“Community is very much at the heart of Higgidy and what we do. Our link with FareShare is a great way of us supporting not only the local community but the wider community too as we also support FareShare on a national level. Tackling food waste is hugely important and has become even more so over the past year. Partnering with FareShare helps us combat this, ensuring any surplus stock is going to a worthy cause.”

“Food waste is now higher up on our agenda than ever before, and we are looking at ways we can help consumers tackle food waste as well. For example, we have ‘Cookalongs’ with Camilla on how to turn food that would other otherwise go in the bin into delicious recipes and we also want to share crafty ways to use up vegetable peelings. Equally, sustainability is also important and we are focusing on our packaging and looking to reduce plastic as much as possible.”

Higgidy also set up its own project last year called the Higgidy Helping Hand Scheme, whereby packages are put together with its products and those of partner brands and distributed to local charities.

“As we are in the food and drink industry we’ve been in quite a fortunate position throughout the pandemic. Luckily, our sales have been strong as people are still food shopping and looking for ways to treat themselves. Our acknowledgement of this and that many others are in a more disadvantaged position since the pandemic has driven us to want to help where we can,” concluded Amy.

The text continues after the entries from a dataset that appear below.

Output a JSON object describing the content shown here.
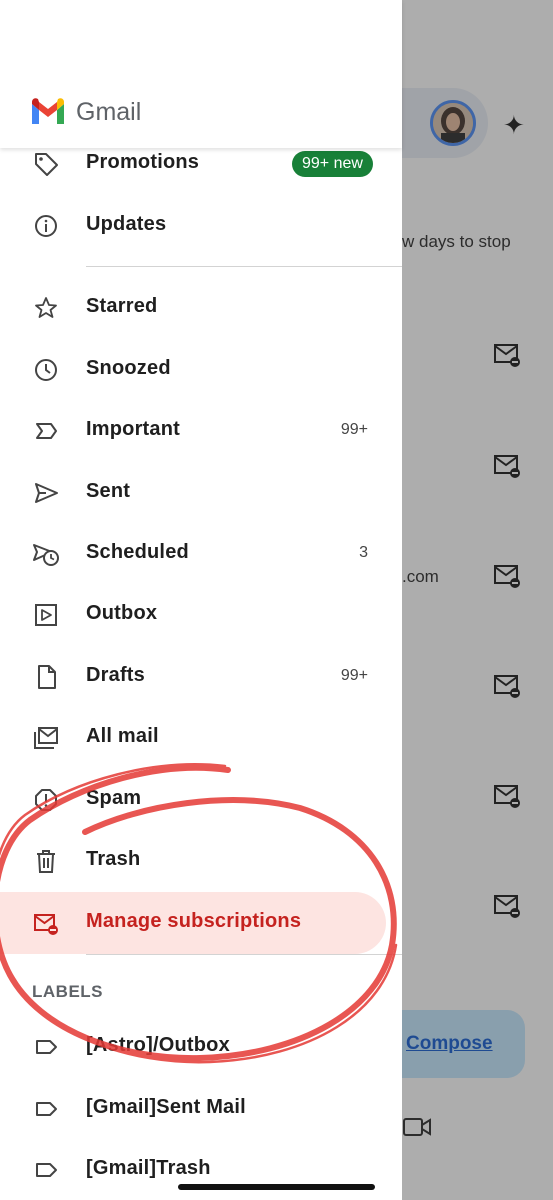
{
  "app": {
    "name": "Gmail"
  },
  "background": {
    "snippet_1": "w days to stop",
    "snippet_2": ".com",
    "compose_label": "Compose"
  },
  "drawer": {
    "items": [
      {
        "label": "Promotions",
        "badge": "99+ new",
        "icon": "tag-icon"
      },
      {
        "label": "Updates",
        "icon": "info-icon"
      },
      {
        "label": "Starred",
        "icon": "star-icon"
      },
      {
        "label": "Snoozed",
        "icon": "clock-icon"
      },
      {
        "label": "Important",
        "count": "99+",
        "icon": "important-icon"
      },
      {
        "label": "Sent",
        "icon": "send-icon"
      },
      {
        "label": "Scheduled",
        "count": "3",
        "icon": "scheduled-icon"
      },
      {
        "label": "Outbox",
        "icon": "outbox-icon"
      },
      {
        "label": "Drafts",
        "count": "99+",
        "icon": "draft-icon"
      },
      {
        "label": "All mail",
        "icon": "all-mail-icon"
      },
      {
        "label": "Spam",
        "icon": "spam-icon"
      },
      {
        "label": "Trash",
        "icon": "trash-icon"
      },
      {
        "label": "Manage subscriptions",
        "icon": "manage-subscriptions-icon",
        "selected": true
      }
    ],
    "labels_heading": "LABELS",
    "labels": [
      {
        "label": "[Astro]/Outbox"
      },
      {
        "label": "[Gmail]Sent Mail"
      },
      {
        "label": "[Gmail]Trash"
      }
    ]
  },
  "colors": {
    "badge_green": "#188038",
    "selected_bg": "#fde4e1",
    "selected_text": "#c5221f",
    "annotation_red": "#e53935"
  }
}
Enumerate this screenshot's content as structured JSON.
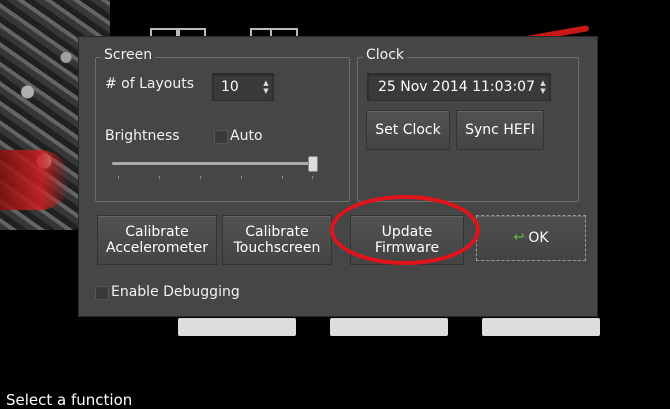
{
  "screen": {
    "title": "Screen",
    "layouts_label": "# of Layouts",
    "layouts_value": "10",
    "brightness_label": "Brightness",
    "auto_label": "Auto"
  },
  "clock": {
    "title": "Clock",
    "datetime_value": "25 Nov 2014 11:03:07",
    "set_clock_label": "Set Clock",
    "sync_label": "Sync HEFI"
  },
  "actions": {
    "calibrate_accel_line1": "Calibrate",
    "calibrate_accel_line2": "Accelerometer",
    "calibrate_touch_line1": "Calibrate",
    "calibrate_touch_line2": "Touchscreen",
    "update_fw_line1": "Update",
    "update_fw_line2": "Firmware",
    "ok_label": "OK",
    "ok_icon": "checkmark-icon"
  },
  "debug_label": "Enable Debugging",
  "status_text": "Select a function",
  "brightness_level": 1.0,
  "colors": {
    "dialog_bg": "#464646",
    "highlight_ring": "#e0141a",
    "ok_icon": "#6bbf3a"
  }
}
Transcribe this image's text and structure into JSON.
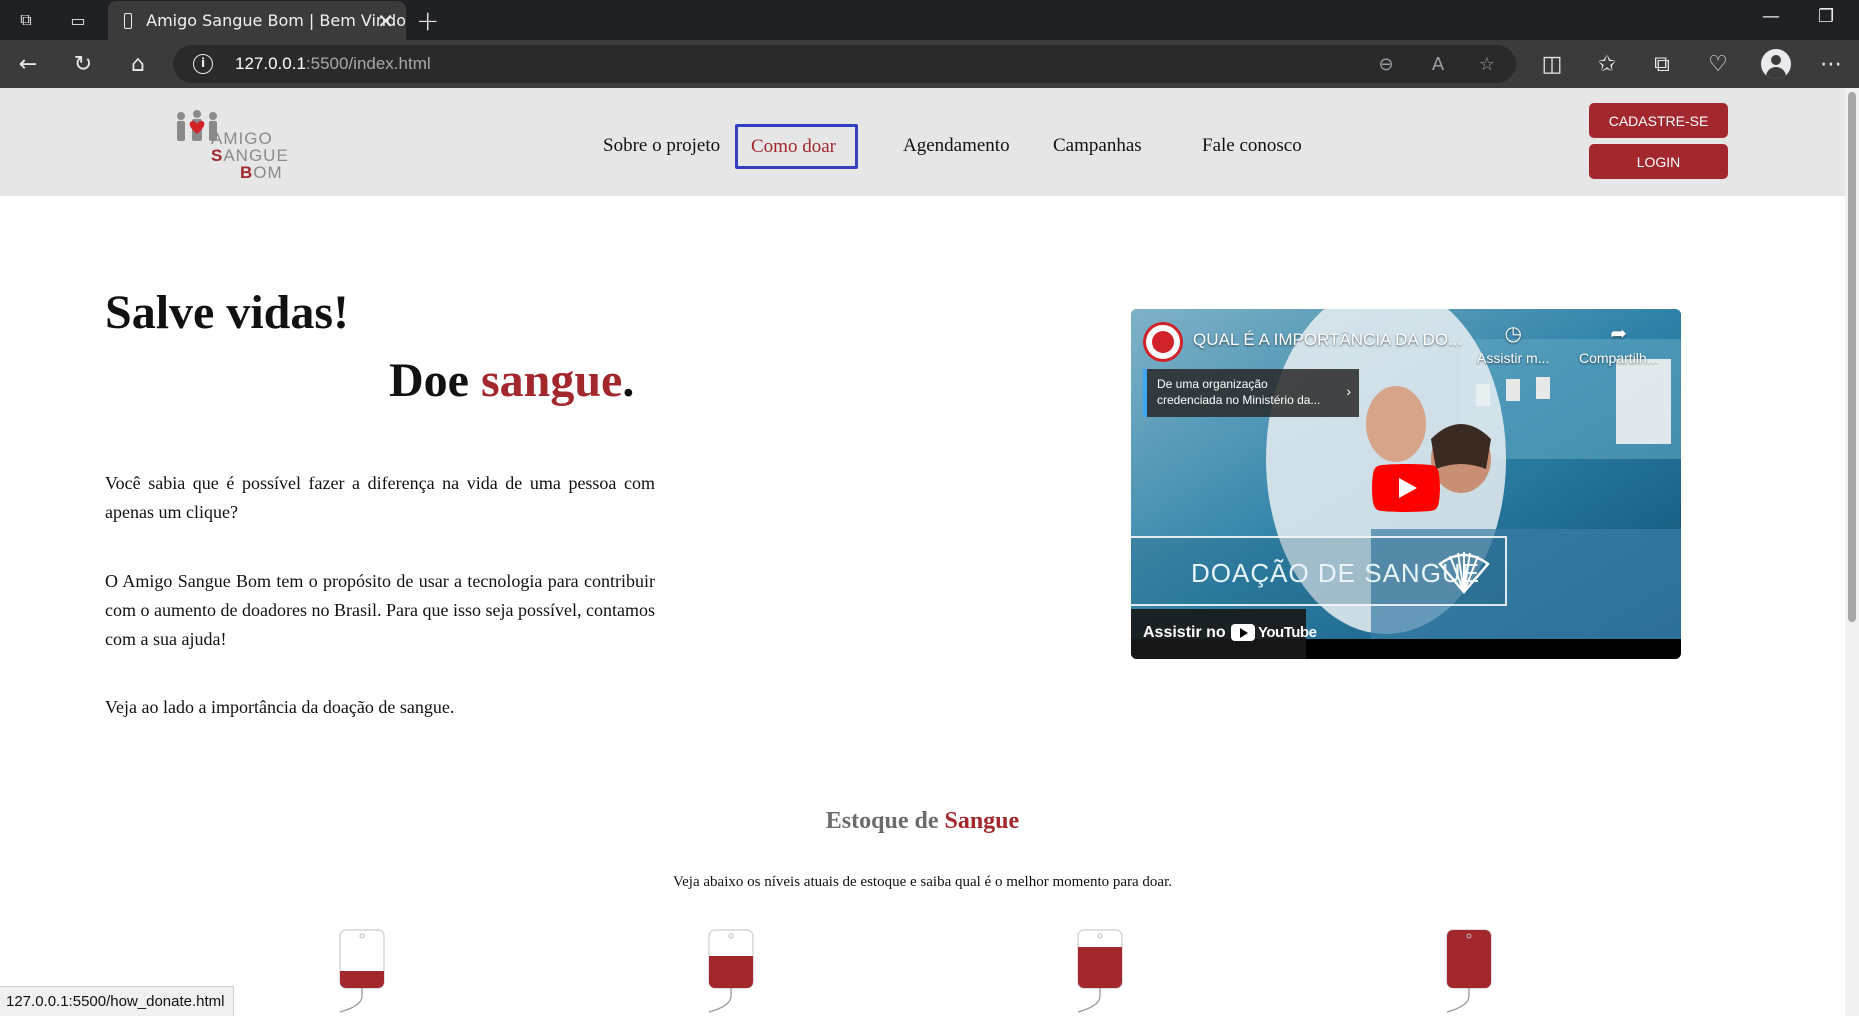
{
  "browser": {
    "tab_title": "Amigo Sangue Bom | Bem Vindo",
    "url_host": "127.0.0.1",
    "url_path": ":5500/index.html",
    "status_url": "127.0.0.1:5500/how_donate.html"
  },
  "header": {
    "logo": {
      "line1_a": "A",
      "line1_b": "MIGO",
      "line2_a": "S",
      "line2_b": "ANGUE",
      "line3_a": "B",
      "line3_b": "OM"
    },
    "nav": {
      "about": "Sobre o projeto",
      "how_donate": "Como doar",
      "schedule": "Agendamento",
      "campaigns": "Campanhas",
      "contact": "Fale conosco"
    },
    "signup_label": "CADASTRE-SE",
    "login_label": "LOGIN"
  },
  "hero": {
    "title": "Salve vidas!",
    "subtitle_a": "Doe ",
    "subtitle_b": "sangue",
    "subtitle_c": ".",
    "p1": "Você sabia que é possível fazer a diferença na vida de uma pessoa com apenas um clique?",
    "p2": "O Amigo Sangue Bom tem o propósito de usar a tecnologia para contribuir com o aumento de doadores no Brasil. Para que isso seja possível, contamos com a sua ajuda!",
    "p3": "Veja ao lado a importância da doação de sangue."
  },
  "video": {
    "title": "QUAL É A IMPORTÂNCIA DA DO...",
    "info_line1": "De uma organização",
    "info_line2": "credenciada no Ministério da...",
    "watch_later": "Assistir m...",
    "share": "Compartilh...",
    "banner": "DOAÇÃO DE SANGUE",
    "watch_on": "Assistir no",
    "youtube": "YouTube"
  },
  "stock": {
    "title_a": "Estoque de ",
    "title_b": "Sangue",
    "subtitle": "Veja abaixo os níveis atuais de estoque e saiba qual é o melhor momento para doar.",
    "levels": [
      0.3,
      0.55,
      0.7,
      1.0
    ]
  },
  "colors": {
    "brand_red": "#a3282e",
    "header_bg": "#e6e6e6",
    "focus_outline": "#3040c0"
  }
}
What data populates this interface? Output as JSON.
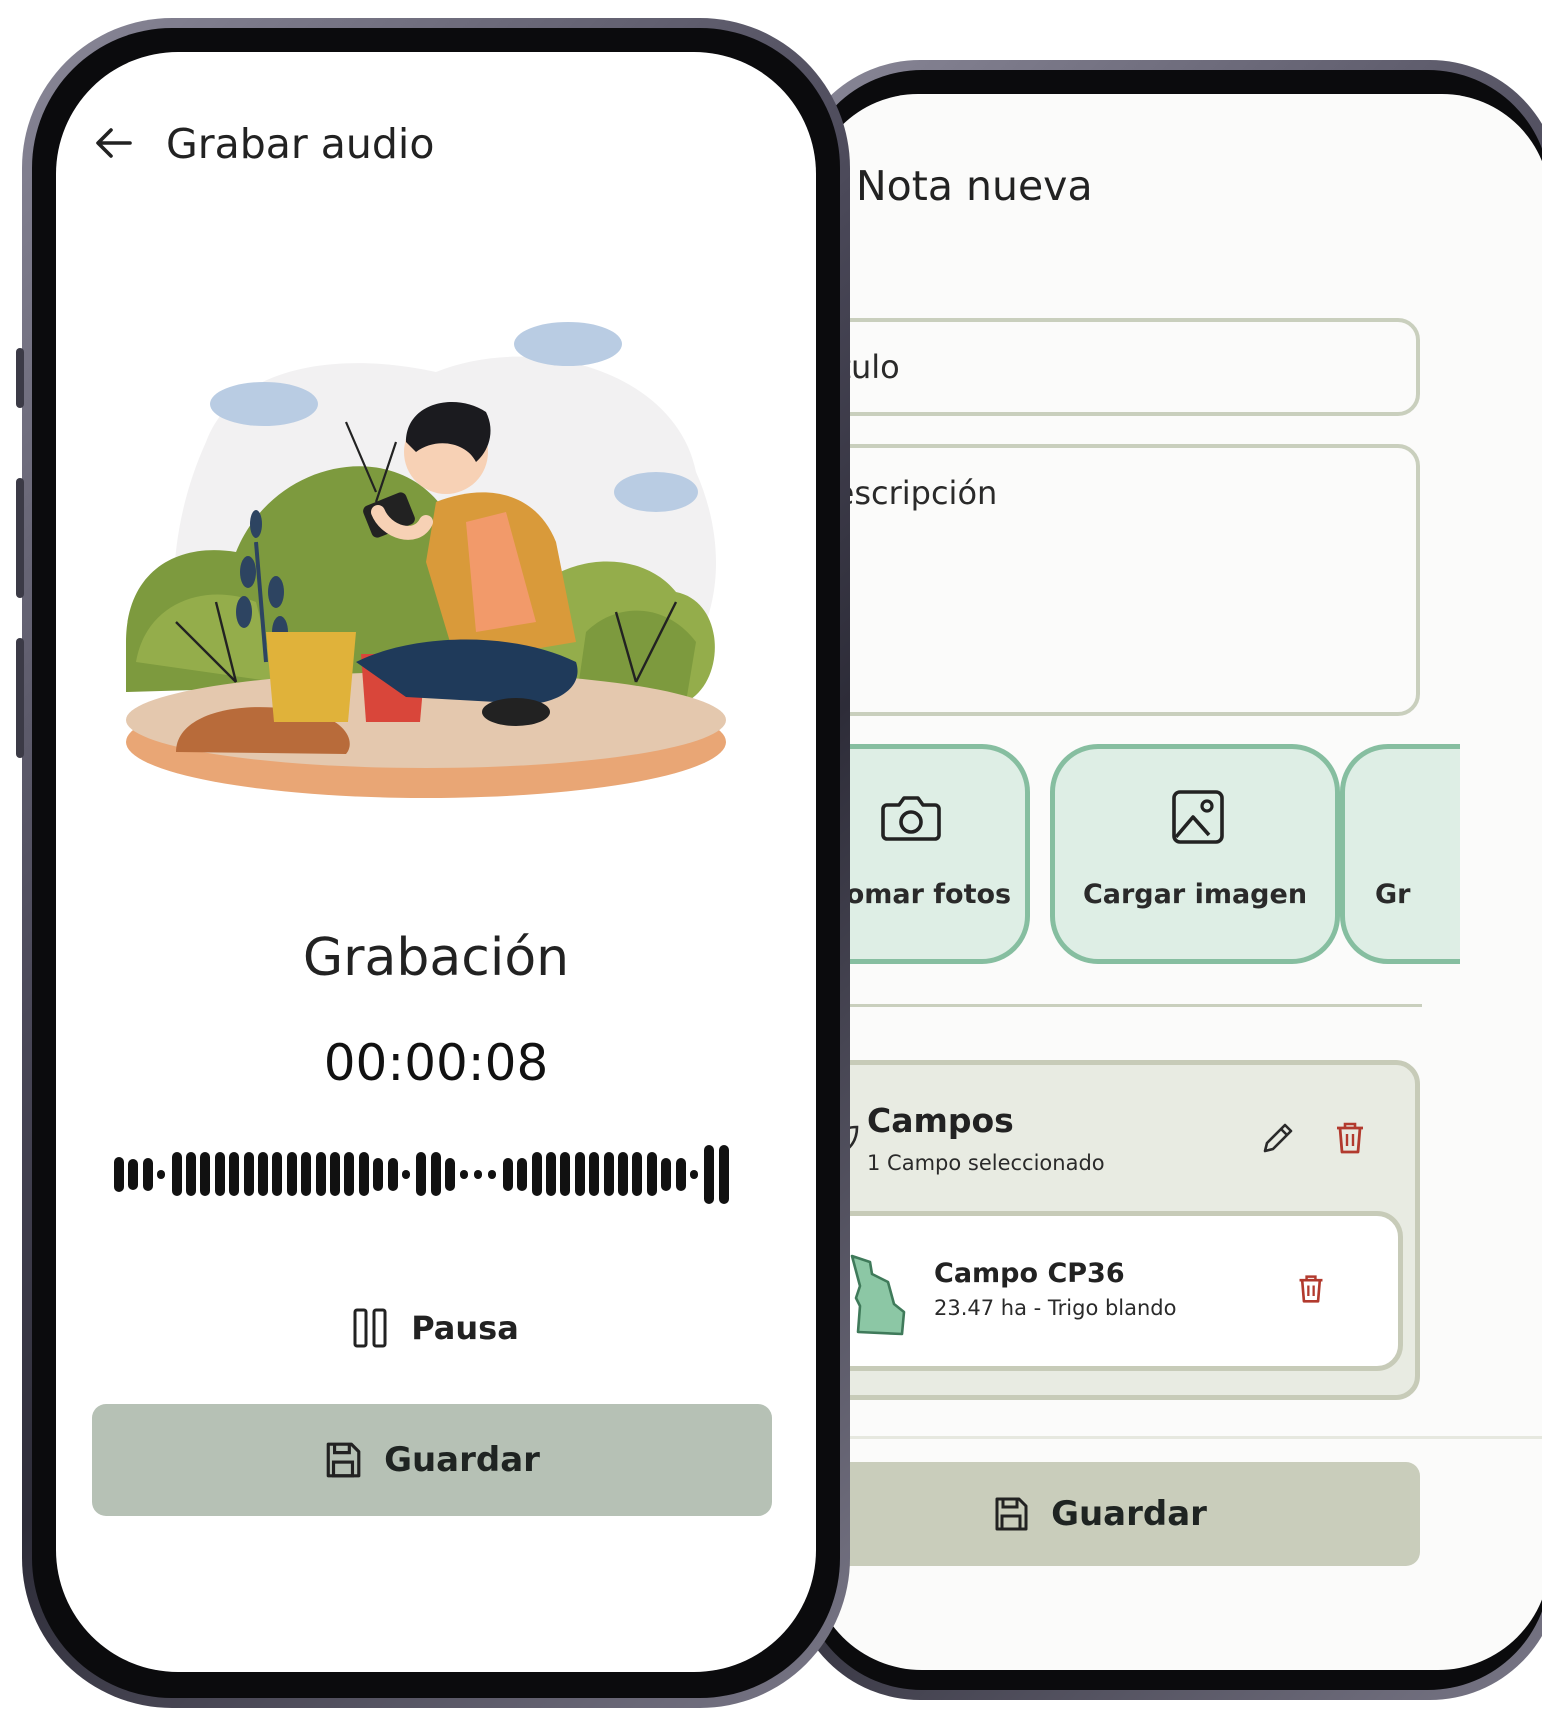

We are so grateful to Higgidy for their support. And their pies are simply delicious! To find out more about our partnership, click here.